After careful consideration, Customs has determined that this policy pertaining to 19 CFR 134.36(b) should not be applied automatically to all imported articles or their containers which bear a non-origin geographical reference. For example, we believe that this policy is inappropriate in cases such as the one presented here where an imported article, bearing an importer's trademark or trade name with a U.S. reference, will be substantially transformed by the importer in the U.S. In such an instance, the importer will be the ultimate purchaser, and if there is sufficient evidence to establish that it knows the origin of the article then the ultimate purchaser will not be misled by the trademark or trade name and there is no reason to require the article to be individually marked. So long as the ultimate purchaser is advised of the country of origin of an article (e.g., the ultimate purchaser receives the imported article in a properly marked container) then the purpose behind 19 U.S.C 1304 will be fulfilled.

The term "final consumer" is not found within the framework of 19 U.S.C. 1304 or its implementing regulations. Rather, 19 CFR 134.36(b) must be read as referring to words, symbols, etc. which imply to the ultimate purchaser a country of origin other than the actual country of origin of an article. In cases in which the ultimate purchaser is arranging the importation of articles to which his own trademark is affixed, there is no risk that the ultimate purchaser will be misled as to actual country of origin of the imported article. If markings which appear on the substantially transformed articles are misleading to subsequent purchasers, there exist other legal remedies which are beyond the scope of Section 304 of the Tariff Act.

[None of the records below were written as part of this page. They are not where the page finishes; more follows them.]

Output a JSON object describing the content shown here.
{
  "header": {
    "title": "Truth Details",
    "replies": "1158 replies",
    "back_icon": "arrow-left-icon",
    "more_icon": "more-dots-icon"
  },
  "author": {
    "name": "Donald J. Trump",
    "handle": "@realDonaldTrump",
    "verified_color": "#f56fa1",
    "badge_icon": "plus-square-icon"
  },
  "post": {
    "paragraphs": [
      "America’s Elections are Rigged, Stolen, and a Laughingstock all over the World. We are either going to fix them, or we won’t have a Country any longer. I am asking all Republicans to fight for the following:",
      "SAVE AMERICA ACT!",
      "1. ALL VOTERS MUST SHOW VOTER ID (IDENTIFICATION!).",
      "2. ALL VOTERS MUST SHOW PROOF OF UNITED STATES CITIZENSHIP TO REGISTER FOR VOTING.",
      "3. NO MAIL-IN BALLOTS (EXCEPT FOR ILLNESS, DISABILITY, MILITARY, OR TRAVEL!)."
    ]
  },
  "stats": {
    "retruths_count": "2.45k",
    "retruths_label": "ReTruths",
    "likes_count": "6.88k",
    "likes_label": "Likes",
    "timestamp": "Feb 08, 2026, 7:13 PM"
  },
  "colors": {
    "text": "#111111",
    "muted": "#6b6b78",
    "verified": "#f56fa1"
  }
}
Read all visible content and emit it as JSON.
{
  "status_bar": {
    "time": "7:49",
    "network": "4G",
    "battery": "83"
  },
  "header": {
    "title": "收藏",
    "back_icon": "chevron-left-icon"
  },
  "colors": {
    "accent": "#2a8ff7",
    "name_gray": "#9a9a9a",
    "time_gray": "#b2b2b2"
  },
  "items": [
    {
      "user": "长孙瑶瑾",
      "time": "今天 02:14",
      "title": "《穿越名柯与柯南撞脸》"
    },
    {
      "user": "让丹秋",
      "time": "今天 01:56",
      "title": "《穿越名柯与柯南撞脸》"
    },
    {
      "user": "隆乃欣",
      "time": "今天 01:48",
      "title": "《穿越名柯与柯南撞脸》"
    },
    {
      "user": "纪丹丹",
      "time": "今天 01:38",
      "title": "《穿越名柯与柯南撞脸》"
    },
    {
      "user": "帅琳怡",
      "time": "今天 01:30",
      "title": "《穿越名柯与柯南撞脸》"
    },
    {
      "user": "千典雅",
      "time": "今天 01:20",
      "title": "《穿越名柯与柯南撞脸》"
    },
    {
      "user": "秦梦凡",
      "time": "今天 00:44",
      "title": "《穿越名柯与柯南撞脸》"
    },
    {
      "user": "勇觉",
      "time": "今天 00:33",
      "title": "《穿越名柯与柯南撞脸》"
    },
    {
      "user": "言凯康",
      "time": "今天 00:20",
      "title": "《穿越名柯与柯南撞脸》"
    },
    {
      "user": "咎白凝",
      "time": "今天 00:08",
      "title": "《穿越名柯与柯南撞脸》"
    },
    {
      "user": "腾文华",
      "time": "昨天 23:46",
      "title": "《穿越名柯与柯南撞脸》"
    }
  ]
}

In this case, we find that the presence of the trademark "RAY-BAN U.S.A." does not prevent the individual sunglasses frames from being excepted from country of origin marking. The importer, Bausch & Lomb, will be substantially transforming the imported frames, and under 19 CFR 134.35, it is the ultimate purchaser of the frames. Bausch & Lomb's trademark "RAY-BAN U.S.A." on the frames will not imply to Bausch & Lomb that the frames were made or produced in a country other than the actual country of origin.

Bausch & Lomb has assured Customs that it is the only party which will be using the imported frames to make sunglasses and that it will not sell the frames to any one else. Moreover, because the frames will be substantially transformed in the U.S., Bausch & Lomb is not obliged under 19 U.S.C. 1304 and 19 CFR Part 134 to indicate the foreign origin of the frames to subsequent purchasers in the U.S. Accordingly, we find under 19 U.S.C. 1304 and 19 CFR Part 134, that the trademark does not convey misleading, erroneous, or false information regarding the origin of the frames or the finished sunglasses to the ultimate purchaser and that the provisions of 19 CFR 134.36(b) do not apply. If the marking on the containers for the frames is conspicuous and otherwise proper, then the frames can be excepted from marking. (See 19 CFR 134.32(d)).


The presence of the trademark "RAY-BAN U.S.A." on the frames is not misleading to the ultimate purchaser, Bausch & Lomb. If the District Directors at the ports of importation are satisfied that the frames will reach Bausch & Lomb in unopened containers conspicuously marked with the country of origin of the frames, then the frames can be excepted from individual country of origin marking under 19 CFR 134.35 and 19 CFR 134.32(d) and the provisions of 19 CFR 134.36(b) do not apply.

All rulings or the relevant sections of those rulings applying the prohibition of 19 CFR 134.36(b) to articles imported with trademarks or trade names bearing U.S. references and substantially transformed after importation, which are inconsistent with this ruling are revoked.


John Durant, Director